Part 4: U.S. Navy
By Alex Cordero
Military Appreciation Month may soon be coming to an end, but we continue to recognize local military residents. We have brought you stories shared by former and current military members in the community who continue to serve with integrity, courage and leadership. The following story brings us a lesson on serving selflessly and honorably.
Originally from Pennsylvania, Chief Petty Officer Michael O’Day joined the United States Navy a few months after the 9/11 attacks. “I always had this background guilt for not joining. I chickened out in high school and I always regretted it and I always felt like something was missing in my life. My father served my grandfather served and they were both in the Navy.” It was while reading the newspaper one day and going through the want ads – the word “photographer” in big bold letters followed by “the U.S. Navy needs photographers” – that O’Day came across the opportunity he was looking for to change his life.
Read More: Part 3
O’Day was not happy with the career path he had established as a cellular phone repair technician and at 34 years of age his decision to join the Navy was his and his alone. Two days after calling the phone number listed in the newspaper, O’Day found himself signing documents and becoming a U.S. Navy photographer. Throughout his long career, 17 years and counting, O’Day has captured the Navy’s culture through Nikon lenses in just about any situation out at sea you can think of. “I’ve been in combat situations photographing Coast Guard LEDETs [Law Enforcement Detachments] doing boardings off the coast of Somalia. I’ve been in SH-60 helicopters flying out to destroyers photographing operations jobs there. I’ve done retirement ceremonies, change of command ceremonies, commissioning ceremonies, portraits, corpsmen and Navy doctors in operating rooms.” Michael continues his passion for photography and is thankful the U.S. Navy has always given him opportunities to go places and photograph images perhaps not many will ever capture. “From a photographer’s stand point it is an amazing experience.”
I asked Michael, “How has your experience in the Navy changed you as a person?” And besides admitting to being able to cry more, he shared: “I think it made me a better person, a stronger person, a less fearful person, a more understanding person. I used to think being in the military was cool and going off to war was heroic. And while I still think the military is admirable and what we do is important (and is not for everybody), and is still heroic—but I don’t feel like a hero. And while I’m grateful when people say ‘thank you for your service,’ I don’t really know what to say to that.”
What I have come to learn throughout this series is that every person who has put on a military uniform is humble when it comes to being considered a hero. Why? Because serving is part of who they are as people and once they become part of the military selfless service is embedded in everything they do and lives forever within them.

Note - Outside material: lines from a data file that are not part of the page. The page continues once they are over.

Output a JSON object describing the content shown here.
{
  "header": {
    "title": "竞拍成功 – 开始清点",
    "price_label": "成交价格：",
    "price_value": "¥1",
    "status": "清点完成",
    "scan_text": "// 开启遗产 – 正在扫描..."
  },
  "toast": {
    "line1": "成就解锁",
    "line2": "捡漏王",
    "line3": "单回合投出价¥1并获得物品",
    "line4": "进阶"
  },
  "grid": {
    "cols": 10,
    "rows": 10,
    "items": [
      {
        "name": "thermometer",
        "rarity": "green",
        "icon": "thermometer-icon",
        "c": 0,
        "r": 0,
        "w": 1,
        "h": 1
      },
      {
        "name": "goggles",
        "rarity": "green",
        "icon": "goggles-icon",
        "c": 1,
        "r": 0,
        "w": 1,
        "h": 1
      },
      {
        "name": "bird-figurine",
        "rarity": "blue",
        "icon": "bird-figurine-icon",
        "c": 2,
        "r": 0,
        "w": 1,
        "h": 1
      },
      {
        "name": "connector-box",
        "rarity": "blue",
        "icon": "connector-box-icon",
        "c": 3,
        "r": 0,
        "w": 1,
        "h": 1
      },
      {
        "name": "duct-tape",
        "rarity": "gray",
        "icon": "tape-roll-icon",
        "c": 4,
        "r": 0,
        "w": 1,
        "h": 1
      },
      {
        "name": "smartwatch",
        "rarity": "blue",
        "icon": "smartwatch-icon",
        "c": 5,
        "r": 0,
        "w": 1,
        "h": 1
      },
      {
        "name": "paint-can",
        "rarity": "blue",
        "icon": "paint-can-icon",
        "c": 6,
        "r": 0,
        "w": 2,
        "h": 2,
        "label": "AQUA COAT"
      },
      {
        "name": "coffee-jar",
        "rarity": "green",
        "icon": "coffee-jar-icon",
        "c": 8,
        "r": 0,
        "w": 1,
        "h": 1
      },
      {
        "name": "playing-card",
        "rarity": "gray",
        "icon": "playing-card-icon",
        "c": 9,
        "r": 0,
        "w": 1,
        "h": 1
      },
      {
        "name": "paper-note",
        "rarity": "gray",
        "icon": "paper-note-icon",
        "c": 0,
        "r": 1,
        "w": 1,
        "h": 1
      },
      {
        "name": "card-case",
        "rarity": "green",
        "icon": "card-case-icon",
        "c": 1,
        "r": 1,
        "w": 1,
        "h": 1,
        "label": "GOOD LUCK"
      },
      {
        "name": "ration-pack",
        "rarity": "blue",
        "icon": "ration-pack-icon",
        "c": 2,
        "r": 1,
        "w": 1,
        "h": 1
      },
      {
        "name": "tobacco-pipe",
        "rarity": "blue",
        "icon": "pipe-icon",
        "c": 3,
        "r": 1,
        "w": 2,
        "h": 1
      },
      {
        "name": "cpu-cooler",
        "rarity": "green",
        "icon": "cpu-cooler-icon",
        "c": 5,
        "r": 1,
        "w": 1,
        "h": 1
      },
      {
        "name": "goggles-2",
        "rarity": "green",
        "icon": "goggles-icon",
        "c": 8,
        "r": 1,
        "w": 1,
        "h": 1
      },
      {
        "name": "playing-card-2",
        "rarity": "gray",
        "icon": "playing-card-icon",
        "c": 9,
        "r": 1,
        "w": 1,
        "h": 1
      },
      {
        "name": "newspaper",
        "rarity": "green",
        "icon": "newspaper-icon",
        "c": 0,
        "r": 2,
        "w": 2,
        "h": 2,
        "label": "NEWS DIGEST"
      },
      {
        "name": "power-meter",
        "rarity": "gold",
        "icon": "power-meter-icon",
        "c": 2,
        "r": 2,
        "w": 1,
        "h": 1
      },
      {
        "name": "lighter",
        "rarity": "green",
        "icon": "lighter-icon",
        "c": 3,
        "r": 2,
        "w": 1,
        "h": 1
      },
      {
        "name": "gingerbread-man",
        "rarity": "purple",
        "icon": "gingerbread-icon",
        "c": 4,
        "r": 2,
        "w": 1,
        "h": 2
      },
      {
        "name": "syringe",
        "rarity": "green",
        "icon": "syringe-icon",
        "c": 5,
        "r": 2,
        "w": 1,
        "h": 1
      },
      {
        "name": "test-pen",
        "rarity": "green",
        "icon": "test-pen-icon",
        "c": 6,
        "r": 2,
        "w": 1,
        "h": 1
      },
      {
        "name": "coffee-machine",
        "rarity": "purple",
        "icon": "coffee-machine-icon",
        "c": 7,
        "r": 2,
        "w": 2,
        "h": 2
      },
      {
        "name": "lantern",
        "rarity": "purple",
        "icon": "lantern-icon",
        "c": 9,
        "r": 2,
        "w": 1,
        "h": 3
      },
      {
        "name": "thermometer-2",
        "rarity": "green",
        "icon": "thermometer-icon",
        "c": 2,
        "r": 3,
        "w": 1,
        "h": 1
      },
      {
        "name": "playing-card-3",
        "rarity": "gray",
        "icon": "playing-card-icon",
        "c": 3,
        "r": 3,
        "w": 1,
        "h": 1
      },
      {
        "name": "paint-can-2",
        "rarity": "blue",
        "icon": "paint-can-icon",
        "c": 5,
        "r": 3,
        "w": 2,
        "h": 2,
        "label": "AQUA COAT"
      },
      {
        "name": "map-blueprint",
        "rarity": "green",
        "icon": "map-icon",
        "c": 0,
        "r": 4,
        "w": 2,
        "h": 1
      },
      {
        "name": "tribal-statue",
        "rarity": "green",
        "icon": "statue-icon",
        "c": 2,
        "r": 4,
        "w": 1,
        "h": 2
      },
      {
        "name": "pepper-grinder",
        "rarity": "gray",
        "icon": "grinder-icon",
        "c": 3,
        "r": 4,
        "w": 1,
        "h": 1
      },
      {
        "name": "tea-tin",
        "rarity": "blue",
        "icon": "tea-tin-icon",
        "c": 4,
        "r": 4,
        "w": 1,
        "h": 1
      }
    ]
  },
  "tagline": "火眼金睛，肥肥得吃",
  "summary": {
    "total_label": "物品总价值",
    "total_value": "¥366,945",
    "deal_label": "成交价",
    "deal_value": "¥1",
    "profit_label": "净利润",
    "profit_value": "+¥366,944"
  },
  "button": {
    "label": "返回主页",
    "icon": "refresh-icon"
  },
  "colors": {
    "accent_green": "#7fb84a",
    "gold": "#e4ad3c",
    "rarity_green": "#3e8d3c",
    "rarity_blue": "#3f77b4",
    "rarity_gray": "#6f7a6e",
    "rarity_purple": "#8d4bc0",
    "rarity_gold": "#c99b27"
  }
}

“It’s not about me. It’s never been about me. I am irrelevant. It’s about other people. It’s about how I treat other people. It’s about what I do for other people. It’s about what I do for her. It’s about what I do for you. It’s about spreading the love, sharing the love. It’s about helping other people. I don’t matter.”
As civilians we may not ever understand this selfless act of serving that seems to be the true spirit of the military community. However, we can learn and try to apply the same core values, and follow the honorable and selfless example they set for us in our local communities.